Second-year Emily Hatch discusses how modern philosophers should interpret female stereotypes in classic philosophy texts in a Women in Philosophy meeting Thursday evening.
"Female philosophers find a room of their own"
Two female philosophy undergraduates restarted the RSO Undergraduate Women in Philosophy in order to make the field more welcoming to female students.
February 1st, 2013
The Chicago Maroon
Two undergrads are determined to break the philosophical glass ceiling.
In response to an underrepresentation of women in the University’s philosophy department, third-year philosophy majors Julie Huh and Sabina Bremner have restarted the RSO Undergraduate Women in Philosophy (UWiP) to make the field more welcoming to female students.
Of UChicago’s 28 full-time philosophy faculty, only five, or 17.8 percent, are women. UChicago’s current chair of philosophy, Candace Vogler, was the only female faculty member in the philosophy department when she came to the University twenty years ago.
Approximately a quarter of the philosophy graduate students listed on the department website are female.
“There are lots of excellent women philosophers so it’s clearly not the case that women are inferior philosophers or philosophy students,” philosophy graduate student Dasha Polzik said. “But the numbers don’t lie: there’s something keeping undergraduate women out of the major.”
While the underlying causes of the gender discrepancy are not completely understood, research conducted by Rutgers University’s Department of Philosophy suggests there are cultural barriers in philosophy and other academic fields where women are underrepresented. These include implicit bias, by which minority groups are subconsciously discriminated against, and stereotype threat, the risk that minority individuals conform to negative stereotypes about their group.
Second-year philosophy major Noam Margalit said she notices the effects of underrepresentation of women in philosophy classes on campus.
“I’m usually the only woman or one of two if it’s a small seminar. In larger classes there are usually more women but it’s definitely not 50–50,” she said. “I’ve also never had a female philosophy professor.”
Last year, Women in Philosophy, a group of female philosophy graduate students, conducted a survey of students of both genders in philosophy classes. Asked whether they perceived more male participants in philosophy classes, female respondents more commonly responded that class participation was about equal between genders than that it was male-dominated.

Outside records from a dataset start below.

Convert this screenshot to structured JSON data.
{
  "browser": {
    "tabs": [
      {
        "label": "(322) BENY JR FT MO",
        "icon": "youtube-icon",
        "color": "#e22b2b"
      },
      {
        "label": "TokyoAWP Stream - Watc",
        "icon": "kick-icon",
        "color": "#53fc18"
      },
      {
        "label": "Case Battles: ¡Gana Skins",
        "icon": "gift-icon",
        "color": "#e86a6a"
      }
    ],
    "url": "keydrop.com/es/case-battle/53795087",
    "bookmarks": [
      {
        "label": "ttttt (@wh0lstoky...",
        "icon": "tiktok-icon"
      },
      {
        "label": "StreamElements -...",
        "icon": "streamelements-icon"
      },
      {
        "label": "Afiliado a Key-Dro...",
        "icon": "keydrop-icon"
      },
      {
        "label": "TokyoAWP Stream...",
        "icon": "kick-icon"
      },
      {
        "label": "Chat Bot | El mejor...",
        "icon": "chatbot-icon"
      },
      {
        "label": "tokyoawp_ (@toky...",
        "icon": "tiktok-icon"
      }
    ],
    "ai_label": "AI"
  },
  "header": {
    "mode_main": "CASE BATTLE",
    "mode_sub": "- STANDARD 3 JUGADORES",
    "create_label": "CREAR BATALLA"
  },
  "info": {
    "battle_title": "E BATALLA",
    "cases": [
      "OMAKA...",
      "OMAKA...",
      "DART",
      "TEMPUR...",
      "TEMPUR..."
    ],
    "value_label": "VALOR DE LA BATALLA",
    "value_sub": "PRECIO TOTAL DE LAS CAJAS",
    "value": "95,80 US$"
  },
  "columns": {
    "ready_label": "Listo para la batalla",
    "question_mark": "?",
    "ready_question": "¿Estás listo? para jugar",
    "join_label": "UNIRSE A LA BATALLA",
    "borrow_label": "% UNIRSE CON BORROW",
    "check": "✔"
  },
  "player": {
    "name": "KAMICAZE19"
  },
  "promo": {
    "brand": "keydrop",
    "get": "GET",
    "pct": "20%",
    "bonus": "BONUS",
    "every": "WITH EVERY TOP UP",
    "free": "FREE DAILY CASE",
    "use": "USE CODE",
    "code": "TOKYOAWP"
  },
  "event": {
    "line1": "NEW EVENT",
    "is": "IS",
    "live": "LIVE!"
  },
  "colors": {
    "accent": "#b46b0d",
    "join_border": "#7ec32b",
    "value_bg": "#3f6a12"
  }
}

“One of the positive things about the survey is that there wasn’t a huge outcry,” Francey Russell, a member of Women in Philosophy, said. “It’s nice to know that these groups don’t only form out of anger or desperation.”
Though UWiP began as an offshoot of the graduate student group, it is now an independent RSO.
Huh said that, at the group’s first meeting, many female students described a process of screening themselves before speaking in philosophy classes. “Many don’t speak right away and keep their thoughts withheld because they feel that they need to have something polished to say,” Huh said.
The new undergraduate group’s discussion format is intended to allow female students to voice their arguments more openly in a less formal and more supportive setting.
“Everyone in this field has to carry themselves through argument and be ready to defend themselves against harsh criticism,” Huh said. “And you have to have strength and know other philosophers to go out and ask them, ‘How can I improve my argument?’ Only when you talk to other people about it are you going to improve your argument.”
While the group is targeted toward female students, the topics discussed will not be limited to female authors or feminist philosophy.
Huh was optimistic about the club but stressed that the group is only part of the solution.
“If there are going to be more female students in philosophy, they themselves have to make that effort,” she said.
Philosophy graduate student Francey Russell noted several tangible effects of the re-emergence of UWiP. For example, after a meeting with female undergraduates, three of them decided to switch to the intensive track of the philosophy major.
“Just getting together and talking can be empowering and encourage them to stick out,” she said.
In addition, the number of women writing B.A. papers and completing the intensive-track major, which serve as rough indicators of those going on to graduate school, have increased to be consistent with the number in the major overall.
“We’re really happy about this…. It’s a move in the right direction,” undergraduate philosophy major coordinator Jennifer Johnson wrote in an e-mail.
Polzik noted that at an event fall quarter for philosophy majors applying to graduate school called “So you want to be a philosopher?” featured a photo of Philippa Foot, a female philosopher, rather than the standard bust of an ancient male philosopher.
“That little change of what a philosopher looks like really does something. That kind of thing can be really powerful. It’s baby steps,” she said.